Task requirements
The lines to copy from the data below are those that hold the string "TidyTic".

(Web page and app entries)

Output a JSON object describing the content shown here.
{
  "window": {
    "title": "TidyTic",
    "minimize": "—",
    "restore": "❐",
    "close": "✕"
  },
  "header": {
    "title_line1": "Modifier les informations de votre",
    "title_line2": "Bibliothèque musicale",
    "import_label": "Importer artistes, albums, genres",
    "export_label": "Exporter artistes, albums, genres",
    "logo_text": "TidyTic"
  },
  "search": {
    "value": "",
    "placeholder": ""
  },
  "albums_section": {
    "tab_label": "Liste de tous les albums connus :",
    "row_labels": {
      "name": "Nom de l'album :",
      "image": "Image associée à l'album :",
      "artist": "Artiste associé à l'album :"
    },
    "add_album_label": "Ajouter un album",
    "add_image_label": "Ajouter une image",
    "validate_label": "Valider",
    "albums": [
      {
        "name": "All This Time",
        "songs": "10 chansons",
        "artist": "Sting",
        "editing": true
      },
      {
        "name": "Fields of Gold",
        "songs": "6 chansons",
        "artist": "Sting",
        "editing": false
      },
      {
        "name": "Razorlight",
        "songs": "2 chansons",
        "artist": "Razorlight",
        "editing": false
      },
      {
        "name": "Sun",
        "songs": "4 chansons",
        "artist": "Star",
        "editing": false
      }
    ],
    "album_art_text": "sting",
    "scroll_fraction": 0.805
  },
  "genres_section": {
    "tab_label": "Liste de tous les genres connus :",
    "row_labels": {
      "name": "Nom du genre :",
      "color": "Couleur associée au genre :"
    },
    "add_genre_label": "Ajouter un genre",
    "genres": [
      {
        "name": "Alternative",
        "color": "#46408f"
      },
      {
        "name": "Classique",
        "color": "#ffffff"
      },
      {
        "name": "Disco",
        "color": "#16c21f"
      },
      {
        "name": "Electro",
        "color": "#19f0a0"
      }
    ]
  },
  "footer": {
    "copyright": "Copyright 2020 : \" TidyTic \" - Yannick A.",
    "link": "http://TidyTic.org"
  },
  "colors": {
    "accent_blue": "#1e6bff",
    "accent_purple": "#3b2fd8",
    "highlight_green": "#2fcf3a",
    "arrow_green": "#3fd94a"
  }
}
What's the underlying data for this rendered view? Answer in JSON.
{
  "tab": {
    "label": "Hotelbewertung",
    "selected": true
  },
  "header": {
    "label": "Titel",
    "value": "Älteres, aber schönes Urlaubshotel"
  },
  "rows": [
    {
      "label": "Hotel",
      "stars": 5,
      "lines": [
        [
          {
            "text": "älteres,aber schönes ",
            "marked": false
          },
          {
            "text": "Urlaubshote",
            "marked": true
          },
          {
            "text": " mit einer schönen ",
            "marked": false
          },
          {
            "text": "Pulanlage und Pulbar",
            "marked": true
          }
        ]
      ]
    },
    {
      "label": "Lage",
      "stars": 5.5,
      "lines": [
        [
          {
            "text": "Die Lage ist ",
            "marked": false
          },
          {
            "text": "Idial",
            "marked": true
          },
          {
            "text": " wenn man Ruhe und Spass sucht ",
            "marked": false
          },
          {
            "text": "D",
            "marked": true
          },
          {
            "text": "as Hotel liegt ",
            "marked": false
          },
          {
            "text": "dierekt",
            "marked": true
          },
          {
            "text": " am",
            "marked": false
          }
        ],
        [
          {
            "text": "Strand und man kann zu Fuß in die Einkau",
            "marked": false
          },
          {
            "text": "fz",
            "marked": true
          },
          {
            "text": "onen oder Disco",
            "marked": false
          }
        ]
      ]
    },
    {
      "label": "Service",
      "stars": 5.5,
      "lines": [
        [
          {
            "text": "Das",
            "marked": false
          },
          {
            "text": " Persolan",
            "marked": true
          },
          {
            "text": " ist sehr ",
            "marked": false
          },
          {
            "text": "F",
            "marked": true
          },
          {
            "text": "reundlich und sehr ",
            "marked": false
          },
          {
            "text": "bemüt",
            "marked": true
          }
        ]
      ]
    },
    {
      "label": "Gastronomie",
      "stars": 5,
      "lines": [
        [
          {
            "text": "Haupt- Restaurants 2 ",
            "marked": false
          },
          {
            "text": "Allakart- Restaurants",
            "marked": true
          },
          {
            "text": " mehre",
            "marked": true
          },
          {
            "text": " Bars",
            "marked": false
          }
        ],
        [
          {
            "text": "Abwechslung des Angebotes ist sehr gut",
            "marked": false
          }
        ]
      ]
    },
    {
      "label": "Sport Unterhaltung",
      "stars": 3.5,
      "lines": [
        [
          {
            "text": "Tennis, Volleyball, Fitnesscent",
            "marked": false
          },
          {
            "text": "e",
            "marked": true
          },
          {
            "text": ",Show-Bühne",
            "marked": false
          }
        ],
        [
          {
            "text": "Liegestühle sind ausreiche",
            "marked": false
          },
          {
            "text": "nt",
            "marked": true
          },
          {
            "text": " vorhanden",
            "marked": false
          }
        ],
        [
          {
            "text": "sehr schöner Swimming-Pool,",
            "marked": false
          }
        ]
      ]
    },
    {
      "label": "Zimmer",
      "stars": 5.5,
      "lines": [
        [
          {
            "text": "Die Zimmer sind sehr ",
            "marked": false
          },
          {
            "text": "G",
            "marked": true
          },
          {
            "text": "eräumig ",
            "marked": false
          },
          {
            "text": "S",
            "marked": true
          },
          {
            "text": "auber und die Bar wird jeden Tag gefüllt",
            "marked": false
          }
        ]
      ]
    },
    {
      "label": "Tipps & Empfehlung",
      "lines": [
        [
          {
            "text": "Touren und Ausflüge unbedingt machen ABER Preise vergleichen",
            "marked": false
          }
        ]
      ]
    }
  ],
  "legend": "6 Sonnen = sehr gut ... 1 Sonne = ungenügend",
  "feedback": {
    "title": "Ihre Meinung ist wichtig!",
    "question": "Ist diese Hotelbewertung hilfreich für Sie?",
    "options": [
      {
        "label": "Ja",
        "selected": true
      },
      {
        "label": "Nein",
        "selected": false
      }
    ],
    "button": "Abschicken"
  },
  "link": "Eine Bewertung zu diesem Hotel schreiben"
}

Exercise solution
    "title": "TidyTic",
    "logo_text": "TidyTic"
    "copyright": "Copyright 2020 : \" TidyTic \" - Yannick A.",
    "link": "http://TidyTic.org"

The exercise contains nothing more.